It was announced yesterday the vaccine could be ready for distribution in just three weeks time, sparking massive relief to those who are struggling in lockdown.
However, it comes with a catch, as the vaccine has to be kept at the subzero temperature of -70 degrees centigrade in order to effectively work.
As a result, when GPs start administering the injections, they’ll be on a limited time period to get it done, taking them away from hundreds of patients in need of medical care that’s not Covid related.
‘It will be a massive logistical challenge, it really will,’ Dr Hilary explained on Wednesday’s Good Morning Britain. ‘GPs are being put forward as the sort of lead of the vaccination program with the help of the military, with perhaps nursing and medical students enrolled, retired medics coming in.

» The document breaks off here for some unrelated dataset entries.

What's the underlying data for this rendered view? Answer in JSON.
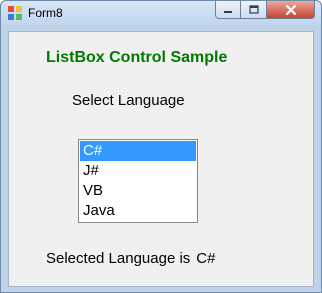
{
  "window": {
    "title": "Form8",
    "icon": "winforms-app-icon",
    "controls": {
      "minimize": "minimize-icon",
      "maximize": "maximize-icon",
      "close": "close-icon"
    }
  },
  "form": {
    "heading": "ListBox Control Sample",
    "heading_color": "#007a00",
    "select_label": "Select Language",
    "listbox": {
      "items": [
        "C#",
        "J#",
        "VB",
        "Java"
      ],
      "selected_index": 0,
      "selection_color": "#3399ff"
    },
    "status_label": "Selected Language is",
    "status_value": "C#"
  }
}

‘But yes, if we’re going to vaccinate the entire population eventually, this is a massive process.
‘Logistically, the problem is that the vaccine is unstable, it has to be stored at minus 70 degrees. So you can imagine that not every GP surgery is equipped to be able to to keep the vaccine at that temperature.
‘So, the doses will be have to give an en masse in one block if you’d like. So 500 at a time, which means, perhaps two GPs working flat out 12 hour shifts, over the weekend, on bank holidays, etc, taking away their skills from the routine work that they normally do.’
Yesterday, the UK numbers of those that have died with coronavirus reached 49,770 people.
While the vaccine is good news, Prime Minister Boris Johnson has warned people ‘not to get complacent’ as this is just the start of a road to recovery.
Speaking at a Downing Street press conference on Monday, he said: ‘I must stress that these are very, very early days.
‘I can tell you that tonight that toot of the bugle is louder, but it’s still some way off, we absolutely cannot rely on this news as a solution.
‘The biggest mistake we could make now would be to slacken our resolve at a critical moment.’
Lockdown 2 is currently set to end in December 2.
Good Morning Britain airs weekdays from 6am on ITV.
Credit: Original article published here.